= Beginning of Section =

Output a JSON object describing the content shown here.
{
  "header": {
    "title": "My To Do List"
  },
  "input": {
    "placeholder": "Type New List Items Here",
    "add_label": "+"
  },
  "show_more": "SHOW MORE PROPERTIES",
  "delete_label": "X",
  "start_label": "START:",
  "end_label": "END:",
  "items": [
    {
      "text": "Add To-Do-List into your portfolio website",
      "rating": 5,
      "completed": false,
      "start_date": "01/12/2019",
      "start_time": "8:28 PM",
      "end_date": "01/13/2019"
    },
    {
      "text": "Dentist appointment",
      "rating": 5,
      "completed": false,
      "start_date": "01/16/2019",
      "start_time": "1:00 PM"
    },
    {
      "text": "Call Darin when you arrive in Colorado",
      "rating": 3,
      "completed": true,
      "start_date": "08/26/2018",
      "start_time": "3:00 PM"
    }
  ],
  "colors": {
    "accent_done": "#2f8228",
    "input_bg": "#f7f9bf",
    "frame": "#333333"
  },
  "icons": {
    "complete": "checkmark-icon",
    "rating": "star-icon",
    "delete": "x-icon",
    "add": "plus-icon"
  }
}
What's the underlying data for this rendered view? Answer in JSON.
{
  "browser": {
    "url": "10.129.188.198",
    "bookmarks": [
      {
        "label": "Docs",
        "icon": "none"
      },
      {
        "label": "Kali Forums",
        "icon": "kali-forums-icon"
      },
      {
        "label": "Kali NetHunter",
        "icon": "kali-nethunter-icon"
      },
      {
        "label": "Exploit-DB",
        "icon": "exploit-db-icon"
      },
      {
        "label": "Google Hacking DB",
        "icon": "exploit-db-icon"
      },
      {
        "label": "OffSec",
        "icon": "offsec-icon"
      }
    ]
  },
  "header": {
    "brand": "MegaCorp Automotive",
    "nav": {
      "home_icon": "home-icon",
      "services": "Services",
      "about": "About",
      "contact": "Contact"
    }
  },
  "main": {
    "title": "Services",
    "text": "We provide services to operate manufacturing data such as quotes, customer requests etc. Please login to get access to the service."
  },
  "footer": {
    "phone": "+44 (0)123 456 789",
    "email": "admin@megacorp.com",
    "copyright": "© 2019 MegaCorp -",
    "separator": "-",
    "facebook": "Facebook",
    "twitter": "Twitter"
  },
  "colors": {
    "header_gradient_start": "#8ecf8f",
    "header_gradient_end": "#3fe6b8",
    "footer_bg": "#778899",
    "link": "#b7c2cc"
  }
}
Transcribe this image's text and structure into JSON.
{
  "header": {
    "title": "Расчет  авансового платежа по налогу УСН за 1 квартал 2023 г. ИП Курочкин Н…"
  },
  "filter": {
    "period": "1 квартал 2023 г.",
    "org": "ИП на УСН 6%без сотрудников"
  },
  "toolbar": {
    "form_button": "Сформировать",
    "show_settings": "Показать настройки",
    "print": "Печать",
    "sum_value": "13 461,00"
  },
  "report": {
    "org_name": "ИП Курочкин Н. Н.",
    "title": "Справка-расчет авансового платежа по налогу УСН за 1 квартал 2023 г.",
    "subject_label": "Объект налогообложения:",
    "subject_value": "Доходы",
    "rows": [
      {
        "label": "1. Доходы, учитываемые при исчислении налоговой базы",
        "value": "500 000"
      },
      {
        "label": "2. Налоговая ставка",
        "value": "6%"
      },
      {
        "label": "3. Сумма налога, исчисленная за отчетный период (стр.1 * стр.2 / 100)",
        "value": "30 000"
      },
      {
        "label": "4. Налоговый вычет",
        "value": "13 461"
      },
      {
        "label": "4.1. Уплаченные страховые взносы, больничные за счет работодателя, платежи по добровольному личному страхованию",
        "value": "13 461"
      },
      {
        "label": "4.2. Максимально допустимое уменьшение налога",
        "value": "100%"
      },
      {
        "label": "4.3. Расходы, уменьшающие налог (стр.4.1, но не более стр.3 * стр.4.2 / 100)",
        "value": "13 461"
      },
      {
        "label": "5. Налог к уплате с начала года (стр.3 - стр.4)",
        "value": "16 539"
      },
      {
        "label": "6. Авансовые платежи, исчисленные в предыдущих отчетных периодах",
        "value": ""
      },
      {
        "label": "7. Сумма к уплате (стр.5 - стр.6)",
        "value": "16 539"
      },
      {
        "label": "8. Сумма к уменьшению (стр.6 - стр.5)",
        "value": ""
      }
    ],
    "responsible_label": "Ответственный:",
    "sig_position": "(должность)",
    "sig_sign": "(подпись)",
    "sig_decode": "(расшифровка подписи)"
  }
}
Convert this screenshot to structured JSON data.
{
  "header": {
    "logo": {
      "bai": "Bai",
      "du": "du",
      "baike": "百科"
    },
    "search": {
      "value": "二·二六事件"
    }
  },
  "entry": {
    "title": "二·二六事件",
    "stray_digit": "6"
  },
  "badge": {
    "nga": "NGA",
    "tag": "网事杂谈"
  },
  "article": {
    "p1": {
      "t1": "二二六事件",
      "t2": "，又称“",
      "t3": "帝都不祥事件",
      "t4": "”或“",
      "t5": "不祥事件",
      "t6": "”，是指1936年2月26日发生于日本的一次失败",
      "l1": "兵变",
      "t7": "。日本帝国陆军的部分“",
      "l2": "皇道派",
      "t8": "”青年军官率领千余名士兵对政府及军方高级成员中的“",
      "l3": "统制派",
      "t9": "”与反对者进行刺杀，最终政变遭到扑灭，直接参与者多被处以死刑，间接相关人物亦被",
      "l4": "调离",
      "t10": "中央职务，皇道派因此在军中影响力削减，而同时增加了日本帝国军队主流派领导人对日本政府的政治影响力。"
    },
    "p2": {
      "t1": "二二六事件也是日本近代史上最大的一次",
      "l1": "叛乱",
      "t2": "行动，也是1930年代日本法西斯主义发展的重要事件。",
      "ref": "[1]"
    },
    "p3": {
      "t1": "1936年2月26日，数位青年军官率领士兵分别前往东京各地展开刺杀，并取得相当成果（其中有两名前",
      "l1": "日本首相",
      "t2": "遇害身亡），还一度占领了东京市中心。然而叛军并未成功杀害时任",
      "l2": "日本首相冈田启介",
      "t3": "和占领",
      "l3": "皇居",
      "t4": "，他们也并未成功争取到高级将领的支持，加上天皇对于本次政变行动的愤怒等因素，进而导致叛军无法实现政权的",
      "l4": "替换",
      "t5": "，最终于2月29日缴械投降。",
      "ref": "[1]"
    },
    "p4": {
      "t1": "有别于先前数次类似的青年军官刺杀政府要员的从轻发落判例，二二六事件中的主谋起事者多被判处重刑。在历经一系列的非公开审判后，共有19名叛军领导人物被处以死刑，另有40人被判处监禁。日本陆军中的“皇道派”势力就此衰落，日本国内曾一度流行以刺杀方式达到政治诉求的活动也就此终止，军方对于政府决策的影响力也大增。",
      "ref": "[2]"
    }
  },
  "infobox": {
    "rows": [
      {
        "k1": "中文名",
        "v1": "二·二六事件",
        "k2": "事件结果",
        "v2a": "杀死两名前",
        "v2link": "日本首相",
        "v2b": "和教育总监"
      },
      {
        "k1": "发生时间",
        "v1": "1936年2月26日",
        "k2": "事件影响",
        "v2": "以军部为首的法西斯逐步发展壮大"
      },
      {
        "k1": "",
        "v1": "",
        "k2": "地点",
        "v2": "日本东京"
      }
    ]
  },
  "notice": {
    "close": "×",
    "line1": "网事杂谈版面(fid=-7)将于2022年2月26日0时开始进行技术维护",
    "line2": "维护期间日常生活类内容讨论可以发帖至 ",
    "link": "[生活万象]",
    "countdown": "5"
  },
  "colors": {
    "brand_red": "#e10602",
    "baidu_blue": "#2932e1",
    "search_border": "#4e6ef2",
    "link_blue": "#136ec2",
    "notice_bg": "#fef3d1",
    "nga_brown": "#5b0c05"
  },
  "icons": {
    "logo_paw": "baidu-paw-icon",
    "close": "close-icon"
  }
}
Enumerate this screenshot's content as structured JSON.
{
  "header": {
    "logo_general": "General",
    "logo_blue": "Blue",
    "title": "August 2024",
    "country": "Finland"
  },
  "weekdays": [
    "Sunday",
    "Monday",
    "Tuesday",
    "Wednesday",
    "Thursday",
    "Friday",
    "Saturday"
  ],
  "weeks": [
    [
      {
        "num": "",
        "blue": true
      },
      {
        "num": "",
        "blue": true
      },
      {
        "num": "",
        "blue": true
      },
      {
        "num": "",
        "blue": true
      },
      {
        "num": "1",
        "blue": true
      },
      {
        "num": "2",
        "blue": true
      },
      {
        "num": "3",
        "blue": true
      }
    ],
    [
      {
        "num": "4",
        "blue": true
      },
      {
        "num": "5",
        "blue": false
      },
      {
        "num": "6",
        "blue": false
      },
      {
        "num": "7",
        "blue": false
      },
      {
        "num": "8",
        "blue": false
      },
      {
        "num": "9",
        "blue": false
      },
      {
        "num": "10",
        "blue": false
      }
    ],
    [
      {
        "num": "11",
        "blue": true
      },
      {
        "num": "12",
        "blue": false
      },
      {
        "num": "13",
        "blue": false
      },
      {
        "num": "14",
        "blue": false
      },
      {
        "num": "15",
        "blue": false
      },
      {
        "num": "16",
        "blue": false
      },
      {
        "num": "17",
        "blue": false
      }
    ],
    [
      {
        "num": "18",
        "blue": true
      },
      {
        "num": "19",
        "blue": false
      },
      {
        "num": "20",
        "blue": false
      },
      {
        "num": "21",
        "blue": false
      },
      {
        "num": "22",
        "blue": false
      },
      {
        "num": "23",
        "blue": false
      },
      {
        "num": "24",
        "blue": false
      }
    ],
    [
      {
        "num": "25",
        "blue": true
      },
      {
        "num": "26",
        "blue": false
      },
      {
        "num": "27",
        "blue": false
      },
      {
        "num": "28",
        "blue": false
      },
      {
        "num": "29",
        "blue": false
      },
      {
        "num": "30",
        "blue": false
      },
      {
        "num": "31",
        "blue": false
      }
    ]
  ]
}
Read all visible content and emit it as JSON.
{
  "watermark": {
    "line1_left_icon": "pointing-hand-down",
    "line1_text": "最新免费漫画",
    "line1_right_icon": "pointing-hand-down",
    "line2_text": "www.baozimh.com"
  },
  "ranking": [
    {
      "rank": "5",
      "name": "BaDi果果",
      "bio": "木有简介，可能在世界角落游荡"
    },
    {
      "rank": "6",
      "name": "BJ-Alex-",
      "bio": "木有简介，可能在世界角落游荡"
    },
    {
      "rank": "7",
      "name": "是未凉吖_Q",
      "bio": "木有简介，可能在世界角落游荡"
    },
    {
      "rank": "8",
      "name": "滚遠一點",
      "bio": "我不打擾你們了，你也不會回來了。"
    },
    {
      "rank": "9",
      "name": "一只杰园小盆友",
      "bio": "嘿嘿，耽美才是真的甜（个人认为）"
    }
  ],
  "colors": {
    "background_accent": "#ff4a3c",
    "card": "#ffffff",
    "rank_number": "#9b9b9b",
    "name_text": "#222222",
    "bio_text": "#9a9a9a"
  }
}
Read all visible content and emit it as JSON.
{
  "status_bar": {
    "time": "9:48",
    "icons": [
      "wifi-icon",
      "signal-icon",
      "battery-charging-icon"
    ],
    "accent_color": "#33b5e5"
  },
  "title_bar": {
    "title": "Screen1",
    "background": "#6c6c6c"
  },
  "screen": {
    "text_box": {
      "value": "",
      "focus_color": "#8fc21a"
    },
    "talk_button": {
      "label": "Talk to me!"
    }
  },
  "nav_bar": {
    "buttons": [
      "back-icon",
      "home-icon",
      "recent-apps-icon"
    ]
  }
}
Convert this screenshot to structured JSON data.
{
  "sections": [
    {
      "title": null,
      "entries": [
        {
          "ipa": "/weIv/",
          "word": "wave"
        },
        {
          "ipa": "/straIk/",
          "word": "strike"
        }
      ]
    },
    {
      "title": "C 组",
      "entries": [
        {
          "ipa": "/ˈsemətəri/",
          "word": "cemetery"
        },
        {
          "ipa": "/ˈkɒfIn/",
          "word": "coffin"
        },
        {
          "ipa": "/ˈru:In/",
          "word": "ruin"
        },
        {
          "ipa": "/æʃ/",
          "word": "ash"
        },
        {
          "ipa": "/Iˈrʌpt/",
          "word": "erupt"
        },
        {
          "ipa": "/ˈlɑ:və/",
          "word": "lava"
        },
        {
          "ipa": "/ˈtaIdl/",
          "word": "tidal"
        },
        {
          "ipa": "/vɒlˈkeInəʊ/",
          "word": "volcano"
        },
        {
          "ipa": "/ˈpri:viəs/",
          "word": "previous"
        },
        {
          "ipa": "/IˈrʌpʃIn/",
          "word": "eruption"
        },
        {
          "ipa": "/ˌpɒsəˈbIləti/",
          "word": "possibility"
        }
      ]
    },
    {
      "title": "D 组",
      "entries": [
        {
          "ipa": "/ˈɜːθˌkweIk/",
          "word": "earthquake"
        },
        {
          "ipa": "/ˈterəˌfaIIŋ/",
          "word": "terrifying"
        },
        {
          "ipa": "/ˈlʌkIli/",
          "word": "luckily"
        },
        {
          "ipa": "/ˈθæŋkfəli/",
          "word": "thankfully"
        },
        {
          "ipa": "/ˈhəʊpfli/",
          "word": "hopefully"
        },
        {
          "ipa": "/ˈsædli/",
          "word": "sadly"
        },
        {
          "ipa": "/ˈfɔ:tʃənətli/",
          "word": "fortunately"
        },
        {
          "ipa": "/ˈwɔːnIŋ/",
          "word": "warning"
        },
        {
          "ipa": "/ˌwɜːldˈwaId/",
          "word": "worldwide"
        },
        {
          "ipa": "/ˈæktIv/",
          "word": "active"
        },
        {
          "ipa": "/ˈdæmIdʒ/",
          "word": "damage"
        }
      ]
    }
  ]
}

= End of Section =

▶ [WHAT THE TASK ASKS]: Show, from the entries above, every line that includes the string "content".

▶ [RESPONSE TO THIS TASK]:
Output a JSON object describing the content shown here.
Enumerate this screenshot's content as structured JSON.
Read all visible content and emit it as JSON.
Read all visible content and emit it as JSON.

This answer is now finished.